The design challenge is to place the cut between mobile and full-site features in such a way that the mobile site satisfies almost all the mobile users’ needs. If this goal is achieved, the extra interaction cost of following the link to the full site will be incurred fairly rarely.

True, we’ve seen some underpowered and poorly designed mobile sites that would hardly satisfy anybody’s mobile needs. But bad design that misinterprets a guideline is no reason to throw the baby out with the bathwater and neglect the well documented guideline. (2013)

But what about Responsive Design?

The gist of most of the design and usability reading I’ve done over the years has been “m. bad, responsive good”. Naturally, it’s kind of jarring to see Nielsen poking holes in that. I dunno, maybe I’m in an echo chamber and need more diversity in my Twitter feed?

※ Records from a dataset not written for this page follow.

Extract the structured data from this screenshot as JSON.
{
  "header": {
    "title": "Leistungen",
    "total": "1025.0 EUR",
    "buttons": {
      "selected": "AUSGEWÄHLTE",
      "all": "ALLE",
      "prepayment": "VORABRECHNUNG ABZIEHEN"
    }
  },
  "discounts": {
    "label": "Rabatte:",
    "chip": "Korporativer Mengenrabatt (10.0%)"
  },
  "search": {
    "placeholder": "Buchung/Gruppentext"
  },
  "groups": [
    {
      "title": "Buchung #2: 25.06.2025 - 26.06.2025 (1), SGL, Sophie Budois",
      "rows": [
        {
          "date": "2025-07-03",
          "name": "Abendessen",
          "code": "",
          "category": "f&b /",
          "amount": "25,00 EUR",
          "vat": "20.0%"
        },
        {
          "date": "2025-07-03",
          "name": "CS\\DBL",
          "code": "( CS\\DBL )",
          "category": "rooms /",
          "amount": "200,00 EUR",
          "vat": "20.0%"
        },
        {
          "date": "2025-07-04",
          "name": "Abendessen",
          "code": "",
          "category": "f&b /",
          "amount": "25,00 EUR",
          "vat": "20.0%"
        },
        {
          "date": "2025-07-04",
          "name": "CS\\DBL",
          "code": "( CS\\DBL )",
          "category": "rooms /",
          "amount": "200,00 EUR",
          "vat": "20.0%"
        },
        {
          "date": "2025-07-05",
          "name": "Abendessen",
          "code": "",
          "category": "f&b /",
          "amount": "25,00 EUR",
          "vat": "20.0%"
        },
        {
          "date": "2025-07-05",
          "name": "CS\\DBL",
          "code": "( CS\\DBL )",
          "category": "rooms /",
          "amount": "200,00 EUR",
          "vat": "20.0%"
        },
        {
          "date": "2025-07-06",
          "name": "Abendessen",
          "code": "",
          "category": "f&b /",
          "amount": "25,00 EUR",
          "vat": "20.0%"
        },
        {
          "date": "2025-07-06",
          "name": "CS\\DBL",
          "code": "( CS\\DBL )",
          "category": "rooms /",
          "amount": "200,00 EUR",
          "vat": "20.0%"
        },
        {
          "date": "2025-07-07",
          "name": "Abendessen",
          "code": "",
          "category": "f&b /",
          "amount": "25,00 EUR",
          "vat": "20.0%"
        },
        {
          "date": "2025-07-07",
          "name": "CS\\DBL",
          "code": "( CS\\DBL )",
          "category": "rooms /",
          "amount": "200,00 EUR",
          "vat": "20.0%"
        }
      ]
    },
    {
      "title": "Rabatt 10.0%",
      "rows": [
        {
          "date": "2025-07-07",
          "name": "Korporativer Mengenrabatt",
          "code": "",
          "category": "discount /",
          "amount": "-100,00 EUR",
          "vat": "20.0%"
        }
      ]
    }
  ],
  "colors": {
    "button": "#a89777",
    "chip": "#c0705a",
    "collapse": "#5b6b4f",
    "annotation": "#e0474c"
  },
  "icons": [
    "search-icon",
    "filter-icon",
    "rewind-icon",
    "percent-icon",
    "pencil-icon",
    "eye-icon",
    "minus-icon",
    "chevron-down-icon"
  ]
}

Of the traditional argument in favor of responsive design—that it saves you from having to maintain two different websites—Nielsen & Budui counter that you’re effectively building two UIs anyway:

Responsive design isn’t free in terms of interaction design or in terms of coding and implementation. For some sites, it might be cheaper than other implementation strategies; if that’s true for you, then do go that route.

But the most important point is that responsive design—if done correctly—does involve creating distinct UIs for each platform (2013)

I think one of the motivations behind responsive uber alle doctrine comes from the terrible execution of m.’s in the very recent past. I don’t think there exists a smartphone owner today that hasn’t at least once experienced the “Click here for Full Site” only to be thrown at the root index page of the full site, completely losing context of where they originally were (I’m looking at you, Washington Post). And let’s not forget session data that doesn’t transfer (e.g., shopping cart items, previously submitted form data, etc).


Nielsen, J., & Budiu, R. (2013). Mobile Usability. Berkely, CA: New Riders.

loading blog data